Martian surface conditions are cold and dry, unfavorable for liquid water, yet steep slopes display young and currently active features suggestive of wet processes. These include recurring slope lineae and slope streaks, gully landforms, and small lobate features. Wet origins for these features would imply surprising amounts of liquid water at the surface. However, detailed observations of the morphology and activity of these features have demonstrated that dry processes, some of them unique to the Martian environment, can account for all of them. This reconciles the contradiction between physics and geomorphology and provides a self-consistent model of a Martian surface that is very active today despite having negligible volumes of liquid water.
|Title||Dry formation of recent Martian slope features|
|Authors||Colin M. Dundas|
|Publication Type||Book Chapter|
|Publication Subtype||Book Chapter|

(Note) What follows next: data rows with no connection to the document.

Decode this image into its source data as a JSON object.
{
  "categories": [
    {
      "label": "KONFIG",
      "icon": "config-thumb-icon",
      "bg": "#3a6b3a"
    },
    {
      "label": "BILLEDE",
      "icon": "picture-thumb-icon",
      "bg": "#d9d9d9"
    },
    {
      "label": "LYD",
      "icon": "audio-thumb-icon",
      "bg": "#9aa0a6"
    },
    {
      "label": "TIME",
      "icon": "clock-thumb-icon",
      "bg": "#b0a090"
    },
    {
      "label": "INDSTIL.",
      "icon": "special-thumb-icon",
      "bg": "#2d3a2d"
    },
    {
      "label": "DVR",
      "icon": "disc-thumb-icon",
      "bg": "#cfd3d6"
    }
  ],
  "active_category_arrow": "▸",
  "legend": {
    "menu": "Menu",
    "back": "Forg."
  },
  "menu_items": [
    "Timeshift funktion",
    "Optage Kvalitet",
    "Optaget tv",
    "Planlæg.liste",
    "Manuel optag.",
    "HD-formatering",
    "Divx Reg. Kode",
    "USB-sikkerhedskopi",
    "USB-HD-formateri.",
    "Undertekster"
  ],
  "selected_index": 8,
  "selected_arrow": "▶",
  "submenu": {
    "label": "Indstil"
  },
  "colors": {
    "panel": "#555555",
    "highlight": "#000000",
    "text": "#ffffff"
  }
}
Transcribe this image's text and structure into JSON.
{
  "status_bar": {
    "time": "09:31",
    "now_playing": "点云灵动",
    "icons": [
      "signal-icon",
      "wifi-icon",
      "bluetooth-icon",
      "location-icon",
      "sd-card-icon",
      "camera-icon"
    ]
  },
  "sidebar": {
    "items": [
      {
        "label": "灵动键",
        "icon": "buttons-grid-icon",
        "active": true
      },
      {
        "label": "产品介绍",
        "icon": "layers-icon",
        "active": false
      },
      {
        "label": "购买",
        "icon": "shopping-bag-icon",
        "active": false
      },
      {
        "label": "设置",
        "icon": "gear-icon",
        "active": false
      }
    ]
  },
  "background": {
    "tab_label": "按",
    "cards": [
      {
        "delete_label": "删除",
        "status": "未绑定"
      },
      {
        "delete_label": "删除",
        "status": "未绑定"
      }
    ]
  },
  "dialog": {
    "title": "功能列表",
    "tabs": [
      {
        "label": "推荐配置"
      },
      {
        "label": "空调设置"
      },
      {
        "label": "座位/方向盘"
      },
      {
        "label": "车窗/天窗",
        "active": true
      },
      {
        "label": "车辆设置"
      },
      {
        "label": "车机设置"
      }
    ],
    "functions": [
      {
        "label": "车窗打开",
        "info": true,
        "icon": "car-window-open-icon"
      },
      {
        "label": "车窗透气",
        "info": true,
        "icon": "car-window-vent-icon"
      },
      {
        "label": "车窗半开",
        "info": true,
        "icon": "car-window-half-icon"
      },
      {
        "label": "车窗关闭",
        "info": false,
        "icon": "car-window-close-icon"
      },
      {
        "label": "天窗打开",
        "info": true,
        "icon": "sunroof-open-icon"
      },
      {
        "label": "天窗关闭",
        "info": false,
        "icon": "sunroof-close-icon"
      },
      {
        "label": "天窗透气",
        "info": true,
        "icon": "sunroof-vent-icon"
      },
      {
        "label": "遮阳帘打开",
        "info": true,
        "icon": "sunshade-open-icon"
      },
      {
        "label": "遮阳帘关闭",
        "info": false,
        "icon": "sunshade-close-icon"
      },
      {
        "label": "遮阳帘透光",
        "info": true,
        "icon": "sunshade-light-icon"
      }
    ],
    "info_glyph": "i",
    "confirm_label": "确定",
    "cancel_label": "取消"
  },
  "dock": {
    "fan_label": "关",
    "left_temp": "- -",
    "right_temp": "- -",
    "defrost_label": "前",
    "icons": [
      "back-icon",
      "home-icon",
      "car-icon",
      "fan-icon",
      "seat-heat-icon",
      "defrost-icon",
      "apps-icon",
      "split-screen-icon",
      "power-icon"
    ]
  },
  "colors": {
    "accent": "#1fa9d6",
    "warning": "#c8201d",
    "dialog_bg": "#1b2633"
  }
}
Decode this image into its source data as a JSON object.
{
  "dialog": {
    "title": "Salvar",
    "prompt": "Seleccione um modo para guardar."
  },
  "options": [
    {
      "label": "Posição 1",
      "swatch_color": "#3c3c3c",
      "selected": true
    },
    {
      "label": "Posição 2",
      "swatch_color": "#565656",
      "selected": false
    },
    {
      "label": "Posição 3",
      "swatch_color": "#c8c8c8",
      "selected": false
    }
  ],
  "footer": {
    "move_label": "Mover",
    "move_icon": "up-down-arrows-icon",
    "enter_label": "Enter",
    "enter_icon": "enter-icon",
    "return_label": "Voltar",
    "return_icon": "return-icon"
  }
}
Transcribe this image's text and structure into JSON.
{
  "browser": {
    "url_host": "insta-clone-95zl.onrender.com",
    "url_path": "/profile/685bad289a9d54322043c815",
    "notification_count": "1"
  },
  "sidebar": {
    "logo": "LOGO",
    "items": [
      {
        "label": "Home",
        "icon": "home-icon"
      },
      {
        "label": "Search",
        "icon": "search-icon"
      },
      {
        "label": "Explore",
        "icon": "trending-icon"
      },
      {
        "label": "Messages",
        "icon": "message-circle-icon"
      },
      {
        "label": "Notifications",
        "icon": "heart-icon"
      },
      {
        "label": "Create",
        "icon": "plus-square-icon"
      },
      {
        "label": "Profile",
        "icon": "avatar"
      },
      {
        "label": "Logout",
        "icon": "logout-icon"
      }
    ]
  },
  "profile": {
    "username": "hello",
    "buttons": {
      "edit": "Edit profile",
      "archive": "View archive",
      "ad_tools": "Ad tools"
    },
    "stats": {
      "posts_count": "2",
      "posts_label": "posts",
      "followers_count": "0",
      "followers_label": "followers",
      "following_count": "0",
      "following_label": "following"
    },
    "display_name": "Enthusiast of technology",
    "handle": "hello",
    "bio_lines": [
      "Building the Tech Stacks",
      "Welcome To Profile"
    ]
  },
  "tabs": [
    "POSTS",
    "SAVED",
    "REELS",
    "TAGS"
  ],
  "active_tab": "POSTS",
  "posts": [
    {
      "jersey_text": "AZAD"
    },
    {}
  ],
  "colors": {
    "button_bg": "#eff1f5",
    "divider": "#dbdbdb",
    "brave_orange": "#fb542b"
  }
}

|Record Source||USGS Publications Warehouse|
|USGS Organization||Astrogeology Science Center|